The gravity of the situation regarding qualifying South Africa for the Fifa 2018 World Cup seems not to have made an impression upon the Scotsman. He displayed a sense of being out of touch with the seriousness with which the mass of football followers in this country regards a tournament of this magnitude.
Let’s put in some perspective to help the coach.
Fifa World Cup games are not of this world. Everybody on all six continents wants to play on this stage. Those who are not yet on it dream about getting there. Nothing, save maybe the Olympics to some degree, compares with it. But otherwise nothing, nada, zilch, niks, hakuna that comes close.
Baxter must recall that he was never the football watching and stadium trotting universe’s favourite for this job. His “friend”, Safa president Danny Jordaan, thought he was a good purchase. Jordaan’s sentiments were not echoed in the Safa corridors where we learned with some alarm that his choice was not popular but was carried because Jordaan is the boss after all.

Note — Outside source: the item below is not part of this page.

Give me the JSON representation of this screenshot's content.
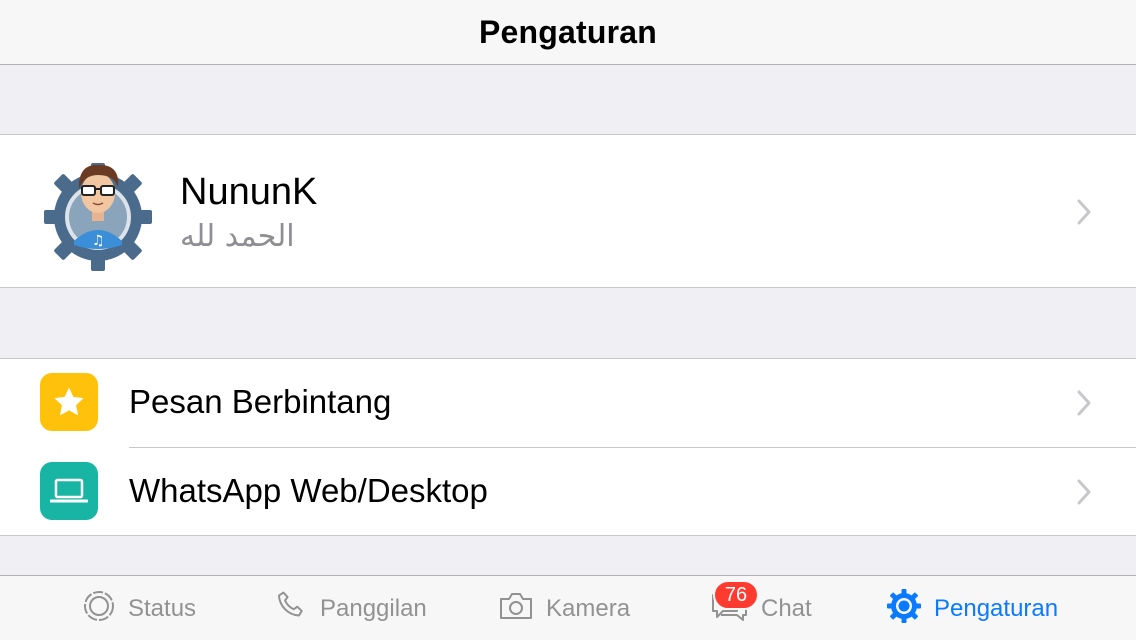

As for this column, you may recall that I had long proposed and supported the idea of holding on to the team which was left in charge after Shakes Mashaba was deposed; namely Owen “Rubber Doll” Da Gama and Thabo “T-Boz” Senong.
Nothing wrong there.
They are local, they read the national mood right most times and they are on top of their game. Check out what they pulled off in the Ke Yona Nedbank team competition for amateurs a week ago.
The fact that they were not selected to lead the national team had nothing to do with merit but was, it seems, all about Safa’s internal politics.
So now that we are likely to not make the trip to Russia, thanks to Baxter’s bungling, we are tempted to shout, “We warned you about this coach!”
But that would be kind. The issue at hand now is: What about Russia? We still want to get there even if Baxter seemingly plans otherwise. For all we care he may as well step off the bus now.
We may just salvage what’s left of our Russia 2018 World Cup campaign with a new general at the helm. For what it’s worth, should Baxter stay on, as is very likely, we won’t stand a chance against the likes of Senegal and Burkina Faso who will undoubtedly be emboldened by Bafana’s slip-ups during this campaign.
Not to mention that Fifa have ordered that we replay the game we won against Senegal.
Should he stay on, Baxter might drag along to those remaining games a load of bad vibes from his boardroom including a fan base that has lost faith in him.
Oh, before I sign off, please note that your favourite column will take a break for the next three weeks.